Russia said the IEA’s plan could push oil to $200 per barrel. Even the IEA itself said the targets in the roadmap were going to be challenging. And yet, the people who will foot the bill for the energy transition are being told nothing about challenges. Bjorn Lomborg, environmentalist and president of the Copenhagen Consensus, recently addressed this discrepancy between the public narrative and the realities of the energy transition in this article for the Financial Post. In it, Lomborg noted the paradoxical claims that, on the one hand, net-zero will be the most challenging thing humankind has ever had to do (per IEA) and, on the other, “No one is being asked for a sacrifice” (per John Kerry, President Biden’s climate envoy).
“George Orwell called this willingness to espouse contradictory claims doublethink,” Lomborg noted in his article, adding that
“It is politically expedient and gets climate-alarmed politicians reelected. But if we want to fix climate change, we need honesty. Currently promised climate policies will be incredibly expensive.”
The cost of the transition is one area that proponents of fast-tracking net-zero plans are shy about discussing. There is, for example, a lot of reporting on the cost declines in solar and wind technology, but there is little about solar and wind waste, which is turning into a problem already.
A recent article in the Harvard Business Review addressed this problem bluntly. The essence of the problem is that official reports about solar power deployment—and consequent waste—are based on the assumption that all panels now in operation will live through the end of their productive lives, which is not the case in reality, the authors note.
The International Renewable Energy Agency, for instance, admits that large amounts of solar panel waste could be generated in a decade but, the authors of the HBR article write, these large amounts of waste will, in fact, be generated much sooner because people are being actively encouraged to swap their old panels for new, more efficient ones. Most solar panels, in other words, will not live through the end of their productive lives.

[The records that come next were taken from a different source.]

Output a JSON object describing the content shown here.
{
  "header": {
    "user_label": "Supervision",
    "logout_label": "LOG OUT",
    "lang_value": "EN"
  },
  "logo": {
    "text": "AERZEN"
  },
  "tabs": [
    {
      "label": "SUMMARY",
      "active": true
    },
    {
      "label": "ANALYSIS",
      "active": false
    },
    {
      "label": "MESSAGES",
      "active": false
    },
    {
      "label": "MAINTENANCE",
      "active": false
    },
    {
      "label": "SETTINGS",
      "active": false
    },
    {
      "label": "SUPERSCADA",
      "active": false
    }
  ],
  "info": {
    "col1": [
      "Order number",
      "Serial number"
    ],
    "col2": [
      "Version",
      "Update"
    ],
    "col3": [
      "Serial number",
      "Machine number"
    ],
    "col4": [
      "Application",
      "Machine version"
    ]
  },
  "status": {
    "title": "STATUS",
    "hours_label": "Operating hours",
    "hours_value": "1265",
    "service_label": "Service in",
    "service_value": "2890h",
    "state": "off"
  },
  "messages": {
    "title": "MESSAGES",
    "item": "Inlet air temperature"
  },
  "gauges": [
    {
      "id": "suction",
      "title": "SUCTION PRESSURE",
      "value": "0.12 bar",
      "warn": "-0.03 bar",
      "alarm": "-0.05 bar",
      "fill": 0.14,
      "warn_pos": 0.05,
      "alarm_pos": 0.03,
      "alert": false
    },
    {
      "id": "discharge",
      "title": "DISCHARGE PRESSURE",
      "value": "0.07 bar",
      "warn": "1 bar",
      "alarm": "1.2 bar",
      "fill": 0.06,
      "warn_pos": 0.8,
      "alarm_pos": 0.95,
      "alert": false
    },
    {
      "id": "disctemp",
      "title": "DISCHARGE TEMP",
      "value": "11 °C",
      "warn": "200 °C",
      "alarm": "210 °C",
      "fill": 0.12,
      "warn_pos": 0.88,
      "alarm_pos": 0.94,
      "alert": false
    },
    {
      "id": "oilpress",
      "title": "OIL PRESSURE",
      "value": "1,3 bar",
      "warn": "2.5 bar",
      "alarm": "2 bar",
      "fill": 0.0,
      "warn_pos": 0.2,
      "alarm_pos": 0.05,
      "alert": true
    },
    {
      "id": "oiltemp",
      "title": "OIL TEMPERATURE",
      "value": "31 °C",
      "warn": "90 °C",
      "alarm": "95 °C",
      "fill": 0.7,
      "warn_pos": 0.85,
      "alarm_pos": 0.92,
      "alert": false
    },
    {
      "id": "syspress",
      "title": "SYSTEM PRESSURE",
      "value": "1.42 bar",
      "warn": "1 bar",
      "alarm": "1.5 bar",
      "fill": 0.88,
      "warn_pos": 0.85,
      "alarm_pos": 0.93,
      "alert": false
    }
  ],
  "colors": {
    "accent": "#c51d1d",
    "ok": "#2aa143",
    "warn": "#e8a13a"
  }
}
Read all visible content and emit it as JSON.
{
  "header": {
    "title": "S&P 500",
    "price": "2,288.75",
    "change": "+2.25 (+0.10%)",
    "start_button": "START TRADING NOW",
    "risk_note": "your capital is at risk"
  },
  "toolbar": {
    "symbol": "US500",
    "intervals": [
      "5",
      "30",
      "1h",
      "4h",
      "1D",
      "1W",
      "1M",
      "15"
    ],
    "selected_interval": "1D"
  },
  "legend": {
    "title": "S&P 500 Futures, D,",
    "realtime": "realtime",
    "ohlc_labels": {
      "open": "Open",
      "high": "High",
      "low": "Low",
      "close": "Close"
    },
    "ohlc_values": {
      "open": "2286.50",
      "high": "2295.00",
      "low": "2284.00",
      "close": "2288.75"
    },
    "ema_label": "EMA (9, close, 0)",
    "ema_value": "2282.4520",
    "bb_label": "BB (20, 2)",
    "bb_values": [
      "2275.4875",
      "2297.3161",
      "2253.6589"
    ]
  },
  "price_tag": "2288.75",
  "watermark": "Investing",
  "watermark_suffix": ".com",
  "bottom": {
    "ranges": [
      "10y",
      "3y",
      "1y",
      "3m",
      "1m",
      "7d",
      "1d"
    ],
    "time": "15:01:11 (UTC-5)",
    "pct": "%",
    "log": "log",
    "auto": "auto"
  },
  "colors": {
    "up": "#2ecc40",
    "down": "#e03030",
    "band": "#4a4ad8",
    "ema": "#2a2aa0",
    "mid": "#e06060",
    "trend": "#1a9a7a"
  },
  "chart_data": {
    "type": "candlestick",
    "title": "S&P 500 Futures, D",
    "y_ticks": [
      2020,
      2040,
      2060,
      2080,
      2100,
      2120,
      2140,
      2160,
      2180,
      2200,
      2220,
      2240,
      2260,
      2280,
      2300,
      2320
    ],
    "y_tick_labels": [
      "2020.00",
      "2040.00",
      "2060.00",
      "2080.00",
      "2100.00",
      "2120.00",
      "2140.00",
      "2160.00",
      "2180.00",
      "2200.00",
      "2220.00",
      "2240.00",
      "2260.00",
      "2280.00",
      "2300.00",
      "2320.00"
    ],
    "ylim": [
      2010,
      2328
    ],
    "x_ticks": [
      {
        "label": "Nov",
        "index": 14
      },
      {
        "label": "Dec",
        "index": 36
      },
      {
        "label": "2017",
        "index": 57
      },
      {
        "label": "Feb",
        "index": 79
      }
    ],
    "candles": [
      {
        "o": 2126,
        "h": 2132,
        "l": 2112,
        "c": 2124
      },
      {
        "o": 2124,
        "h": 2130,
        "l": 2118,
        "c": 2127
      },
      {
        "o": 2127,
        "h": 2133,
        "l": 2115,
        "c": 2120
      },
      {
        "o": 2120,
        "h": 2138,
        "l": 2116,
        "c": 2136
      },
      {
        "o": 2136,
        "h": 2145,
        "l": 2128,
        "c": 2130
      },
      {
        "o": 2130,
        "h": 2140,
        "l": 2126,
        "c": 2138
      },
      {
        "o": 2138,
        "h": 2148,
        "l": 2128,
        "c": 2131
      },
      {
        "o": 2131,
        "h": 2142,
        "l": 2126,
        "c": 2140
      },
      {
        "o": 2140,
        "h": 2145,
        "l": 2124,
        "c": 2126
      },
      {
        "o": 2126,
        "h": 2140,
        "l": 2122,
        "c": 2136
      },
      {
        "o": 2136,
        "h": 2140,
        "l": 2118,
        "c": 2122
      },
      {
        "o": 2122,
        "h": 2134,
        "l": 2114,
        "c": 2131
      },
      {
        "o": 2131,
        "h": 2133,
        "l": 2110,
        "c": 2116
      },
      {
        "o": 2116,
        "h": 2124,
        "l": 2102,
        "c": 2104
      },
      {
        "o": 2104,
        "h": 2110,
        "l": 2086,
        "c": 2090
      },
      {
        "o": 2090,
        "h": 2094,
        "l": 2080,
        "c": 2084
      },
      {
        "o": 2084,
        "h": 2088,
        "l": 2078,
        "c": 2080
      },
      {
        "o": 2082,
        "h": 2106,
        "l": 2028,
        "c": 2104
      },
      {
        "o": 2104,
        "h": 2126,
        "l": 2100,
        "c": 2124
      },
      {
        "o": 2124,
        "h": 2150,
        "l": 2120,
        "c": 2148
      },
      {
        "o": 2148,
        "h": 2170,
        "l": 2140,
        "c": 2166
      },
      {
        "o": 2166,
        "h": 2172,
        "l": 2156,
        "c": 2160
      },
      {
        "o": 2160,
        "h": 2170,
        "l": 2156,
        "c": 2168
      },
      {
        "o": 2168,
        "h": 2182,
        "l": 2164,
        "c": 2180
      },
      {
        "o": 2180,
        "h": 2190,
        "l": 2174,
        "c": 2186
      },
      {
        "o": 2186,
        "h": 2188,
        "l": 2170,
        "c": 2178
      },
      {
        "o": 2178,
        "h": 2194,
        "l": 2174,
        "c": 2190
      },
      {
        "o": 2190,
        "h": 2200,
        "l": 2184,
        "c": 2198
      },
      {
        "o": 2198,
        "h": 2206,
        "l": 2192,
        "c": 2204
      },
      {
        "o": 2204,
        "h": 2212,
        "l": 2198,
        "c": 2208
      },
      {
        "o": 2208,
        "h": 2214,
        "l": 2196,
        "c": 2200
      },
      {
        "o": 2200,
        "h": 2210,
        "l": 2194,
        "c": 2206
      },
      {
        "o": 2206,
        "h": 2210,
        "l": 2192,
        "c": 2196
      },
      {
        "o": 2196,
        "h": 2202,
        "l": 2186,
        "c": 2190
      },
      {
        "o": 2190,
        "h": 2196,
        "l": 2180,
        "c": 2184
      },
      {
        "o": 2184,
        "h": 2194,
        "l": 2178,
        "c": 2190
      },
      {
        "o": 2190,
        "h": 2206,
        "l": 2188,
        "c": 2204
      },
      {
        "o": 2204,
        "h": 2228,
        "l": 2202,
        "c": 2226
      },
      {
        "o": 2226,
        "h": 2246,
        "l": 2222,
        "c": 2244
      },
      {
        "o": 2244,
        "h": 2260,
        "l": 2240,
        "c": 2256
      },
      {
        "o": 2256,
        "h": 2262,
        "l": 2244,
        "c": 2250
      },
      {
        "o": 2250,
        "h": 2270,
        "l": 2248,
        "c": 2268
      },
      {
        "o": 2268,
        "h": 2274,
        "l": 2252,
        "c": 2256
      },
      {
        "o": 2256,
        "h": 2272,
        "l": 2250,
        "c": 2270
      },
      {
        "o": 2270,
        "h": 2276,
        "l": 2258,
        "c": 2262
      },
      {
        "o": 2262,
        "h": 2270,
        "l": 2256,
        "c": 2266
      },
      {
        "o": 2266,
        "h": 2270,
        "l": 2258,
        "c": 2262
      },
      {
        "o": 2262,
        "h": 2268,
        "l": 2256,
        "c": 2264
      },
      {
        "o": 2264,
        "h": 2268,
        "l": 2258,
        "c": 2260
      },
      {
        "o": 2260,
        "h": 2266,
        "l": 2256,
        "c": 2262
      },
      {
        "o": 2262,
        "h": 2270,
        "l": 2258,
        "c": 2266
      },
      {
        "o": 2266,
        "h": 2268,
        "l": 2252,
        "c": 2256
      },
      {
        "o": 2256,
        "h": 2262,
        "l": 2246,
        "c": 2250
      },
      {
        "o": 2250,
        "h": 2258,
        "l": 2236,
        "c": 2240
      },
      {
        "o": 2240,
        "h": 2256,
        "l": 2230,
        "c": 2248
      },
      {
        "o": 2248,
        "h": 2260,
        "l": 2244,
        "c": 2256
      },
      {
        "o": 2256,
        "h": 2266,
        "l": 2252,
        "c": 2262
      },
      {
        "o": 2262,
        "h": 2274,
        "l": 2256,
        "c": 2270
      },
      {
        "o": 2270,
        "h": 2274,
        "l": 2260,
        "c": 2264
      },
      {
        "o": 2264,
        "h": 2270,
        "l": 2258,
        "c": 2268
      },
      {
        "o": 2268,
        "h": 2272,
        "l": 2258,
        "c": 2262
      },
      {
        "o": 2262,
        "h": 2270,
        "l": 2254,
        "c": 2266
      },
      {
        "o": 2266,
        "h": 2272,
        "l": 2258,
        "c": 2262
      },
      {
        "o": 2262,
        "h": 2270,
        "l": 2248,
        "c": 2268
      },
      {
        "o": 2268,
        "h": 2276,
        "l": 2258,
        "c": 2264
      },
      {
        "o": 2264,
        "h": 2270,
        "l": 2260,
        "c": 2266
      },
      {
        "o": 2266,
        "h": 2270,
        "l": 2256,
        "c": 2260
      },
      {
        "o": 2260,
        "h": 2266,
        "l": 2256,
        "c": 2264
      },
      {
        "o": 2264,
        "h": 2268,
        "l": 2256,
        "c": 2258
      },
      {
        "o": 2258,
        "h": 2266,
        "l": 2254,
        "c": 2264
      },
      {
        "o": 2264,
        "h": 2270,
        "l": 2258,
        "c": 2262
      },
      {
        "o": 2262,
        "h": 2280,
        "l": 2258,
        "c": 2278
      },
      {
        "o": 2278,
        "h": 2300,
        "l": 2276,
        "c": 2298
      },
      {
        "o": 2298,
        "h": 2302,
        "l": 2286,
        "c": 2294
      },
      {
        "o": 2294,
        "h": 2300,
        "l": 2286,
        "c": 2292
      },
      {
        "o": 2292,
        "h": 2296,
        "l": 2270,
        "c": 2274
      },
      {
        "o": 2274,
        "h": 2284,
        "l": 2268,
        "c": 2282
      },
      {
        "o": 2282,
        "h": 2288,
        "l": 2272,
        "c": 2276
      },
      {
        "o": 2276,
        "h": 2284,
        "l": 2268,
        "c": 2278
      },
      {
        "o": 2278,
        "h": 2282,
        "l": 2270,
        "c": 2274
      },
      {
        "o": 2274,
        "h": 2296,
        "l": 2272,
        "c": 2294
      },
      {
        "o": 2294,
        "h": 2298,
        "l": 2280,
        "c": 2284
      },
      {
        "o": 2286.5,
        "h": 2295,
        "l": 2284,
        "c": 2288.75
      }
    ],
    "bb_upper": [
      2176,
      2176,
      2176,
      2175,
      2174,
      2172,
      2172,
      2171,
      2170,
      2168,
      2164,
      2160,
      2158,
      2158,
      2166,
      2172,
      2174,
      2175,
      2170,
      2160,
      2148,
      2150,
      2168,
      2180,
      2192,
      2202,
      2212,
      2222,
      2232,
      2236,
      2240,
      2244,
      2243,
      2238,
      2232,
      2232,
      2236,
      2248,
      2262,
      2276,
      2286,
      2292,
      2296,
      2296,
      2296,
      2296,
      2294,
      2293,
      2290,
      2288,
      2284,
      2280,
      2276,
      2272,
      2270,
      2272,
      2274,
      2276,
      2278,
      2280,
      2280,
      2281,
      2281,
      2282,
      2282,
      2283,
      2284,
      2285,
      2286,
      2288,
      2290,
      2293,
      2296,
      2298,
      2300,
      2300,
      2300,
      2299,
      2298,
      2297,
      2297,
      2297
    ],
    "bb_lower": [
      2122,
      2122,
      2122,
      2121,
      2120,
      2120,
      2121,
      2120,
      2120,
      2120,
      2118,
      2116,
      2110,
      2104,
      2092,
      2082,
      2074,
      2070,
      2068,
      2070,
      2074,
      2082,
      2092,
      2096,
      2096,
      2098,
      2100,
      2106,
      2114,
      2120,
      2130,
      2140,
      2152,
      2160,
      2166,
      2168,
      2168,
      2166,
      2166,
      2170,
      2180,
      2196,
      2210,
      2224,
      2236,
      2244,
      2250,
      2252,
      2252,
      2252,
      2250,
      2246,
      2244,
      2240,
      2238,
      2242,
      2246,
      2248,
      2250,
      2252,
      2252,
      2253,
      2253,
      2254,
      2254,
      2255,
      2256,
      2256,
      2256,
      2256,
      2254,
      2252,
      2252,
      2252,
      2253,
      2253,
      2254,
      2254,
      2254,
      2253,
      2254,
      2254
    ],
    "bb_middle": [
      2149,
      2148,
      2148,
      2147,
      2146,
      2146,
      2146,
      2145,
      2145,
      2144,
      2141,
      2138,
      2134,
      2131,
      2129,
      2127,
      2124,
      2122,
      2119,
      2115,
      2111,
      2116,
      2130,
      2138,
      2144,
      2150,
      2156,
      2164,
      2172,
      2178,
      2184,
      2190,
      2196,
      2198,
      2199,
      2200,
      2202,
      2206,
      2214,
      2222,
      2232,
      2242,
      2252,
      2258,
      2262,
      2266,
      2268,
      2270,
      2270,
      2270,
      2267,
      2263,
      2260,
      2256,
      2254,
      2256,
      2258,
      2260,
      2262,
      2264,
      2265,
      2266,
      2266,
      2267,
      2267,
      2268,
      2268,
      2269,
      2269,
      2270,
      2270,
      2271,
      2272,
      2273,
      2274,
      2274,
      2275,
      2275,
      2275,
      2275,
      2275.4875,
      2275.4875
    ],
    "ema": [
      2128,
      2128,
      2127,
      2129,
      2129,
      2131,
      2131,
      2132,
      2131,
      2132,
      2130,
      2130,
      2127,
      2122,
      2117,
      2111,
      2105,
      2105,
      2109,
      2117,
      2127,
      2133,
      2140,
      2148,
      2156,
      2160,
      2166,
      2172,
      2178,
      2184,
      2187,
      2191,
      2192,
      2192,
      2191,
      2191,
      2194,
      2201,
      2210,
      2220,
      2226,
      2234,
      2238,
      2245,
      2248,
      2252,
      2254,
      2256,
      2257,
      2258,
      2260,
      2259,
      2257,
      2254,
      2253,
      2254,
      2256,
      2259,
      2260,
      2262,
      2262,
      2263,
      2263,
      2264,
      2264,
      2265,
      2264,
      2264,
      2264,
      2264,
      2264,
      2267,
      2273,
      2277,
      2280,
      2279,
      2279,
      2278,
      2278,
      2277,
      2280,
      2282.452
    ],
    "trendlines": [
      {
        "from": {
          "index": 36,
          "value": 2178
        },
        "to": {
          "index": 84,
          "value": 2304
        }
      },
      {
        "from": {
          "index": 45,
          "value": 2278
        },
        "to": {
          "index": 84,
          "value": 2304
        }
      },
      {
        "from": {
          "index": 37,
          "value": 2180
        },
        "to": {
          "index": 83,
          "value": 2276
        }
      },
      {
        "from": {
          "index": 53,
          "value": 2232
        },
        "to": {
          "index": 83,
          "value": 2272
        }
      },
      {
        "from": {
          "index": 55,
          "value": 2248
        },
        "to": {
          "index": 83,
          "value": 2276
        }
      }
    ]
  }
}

Waste is only one cost aspect of the energy transition that doesn’t get talked about much. There is also the issue of critical minerals that are used in EV batteries and that are going to become a lot more expensive than they are now because of the projected massive demand increase resulting from the push to replace ICE vehicles with electric ones.
There are already warnings that lithium supply is about to tighten further because of insufficient investment in new output. This will push the price of the battery metal even higher. This means EV batteries will become more expensive and, consequently, EVs, too, will cost more. Following the course governments have been following so far with regard to EVs, more expensive EVs will mean more subsidies for their potential buyers. More subsidies, for their part, would eventually mean higher taxes for everyone in the respective country because that’s where the money for subsidies comes from.
There are plenty of examples of the sacrifices that, according to John Kerry, we won’t need to make, and paying more for energy is only one of them. A more serious sacrifice that does get mentioned occasionally is energy consumption. While some net-zero plans talk about growing energy demand and satisfying it, this is not the case with the IEA report and a few others addressing the topic.
Indeed, the easiest way to reduce our dependence on fossil fuels is to use less of them. This is also true of all energy. The less energy we use, the better it is for the environment. But is it actually possible to somehow convince people to use less energy? Hardly, unless you force them to use less energy, and this is a risky course of action that costs votes to politicians.
What, then, are we to do? According to Lomborg, we need to talk about the challenges of climate change honestly, beginning with the fact that the damages anthropogenic climate change has caused the planet so far are not as dramatic as some computer models suggest. He gives us an example media reports that the 2020 Atlantic hurricane season was the worst in history. Actual data shows that it wasn’t, but this did not get reported.
Honesty is certainly a good start, although it has its own cost and, for politicians, this cost will be high, which is why an honest discussion of climate change is unlikely. Setting more realistic emission goals would be a good step, too. This is also as unlikely as an honest discussion. Lofty goals draw in environmentally conscious—and deeply concerned by media reports—voters.
Realistic goals don’t bring in the votes.